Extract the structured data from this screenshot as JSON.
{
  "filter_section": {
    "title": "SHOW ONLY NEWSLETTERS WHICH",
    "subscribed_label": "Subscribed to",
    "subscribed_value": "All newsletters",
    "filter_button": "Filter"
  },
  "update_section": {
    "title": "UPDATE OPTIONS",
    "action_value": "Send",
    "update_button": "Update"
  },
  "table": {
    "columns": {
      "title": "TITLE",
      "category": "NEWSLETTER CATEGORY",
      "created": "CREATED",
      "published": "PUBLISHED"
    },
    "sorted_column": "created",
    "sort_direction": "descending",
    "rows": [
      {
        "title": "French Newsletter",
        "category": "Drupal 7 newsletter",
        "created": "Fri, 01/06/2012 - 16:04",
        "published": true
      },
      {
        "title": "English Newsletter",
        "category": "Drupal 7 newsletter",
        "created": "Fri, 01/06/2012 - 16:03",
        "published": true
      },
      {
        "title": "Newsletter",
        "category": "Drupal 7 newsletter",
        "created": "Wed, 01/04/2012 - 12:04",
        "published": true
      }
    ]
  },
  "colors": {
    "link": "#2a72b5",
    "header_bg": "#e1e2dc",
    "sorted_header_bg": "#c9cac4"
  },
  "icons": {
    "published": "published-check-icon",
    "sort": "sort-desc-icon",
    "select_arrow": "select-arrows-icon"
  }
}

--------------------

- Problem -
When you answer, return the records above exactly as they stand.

- Response -
Extract the structured data from this screenshot as JSON.
{
  "filter_section": {
    "title": "SHOW ONLY NEWSLETTERS WHICH",
    "subscribed_label": "Subscribed to",
    "subscribed_value": "All newsletters",
    "filter_button": "Filter"
  },
  "update_section": {
    "title": "UPDATE OPTIONS",
    "action_value": "Send",
    "update_button": "Update"
  },
  "table": {
    "columns": {
      "title": "TITLE",
      "category": "NEWSLETTER CATEGORY",
      "created": "CREATED",
      "published": "PUBLISHED"
    },
    "sorted_column": "created",
    "sort_direction": "descending",
    "rows": [
      {
        "title": "French Newsletter",
        "category": "Drupal 7 newsletter",
        "created": "Fri, 01/06/2012 - 16:04",
        "published": true
      },
      {
        "title": "English Newsletter",
        "category": "Drupal 7 newsletter",
        "created": "Fri, 01/06/2012 - 16:03",
        "published": true
      },
      {
        "title": "Newsletter",
        "category": "Drupal 7 newsletter",
        "created": "Wed, 01/04/2012 - 12:04",
        "published": true
      }
    ]
  },
  "colors": {
    "link": "#2a72b5",
    "header_bg": "#e1e2dc",
    "sorted_header_bg": "#c9cac4"
  },
  "icons": {
    "published": "published-check-icon",
    "sort": "sort-desc-icon",
    "select_arrow": "select-arrows-icon"
  }
}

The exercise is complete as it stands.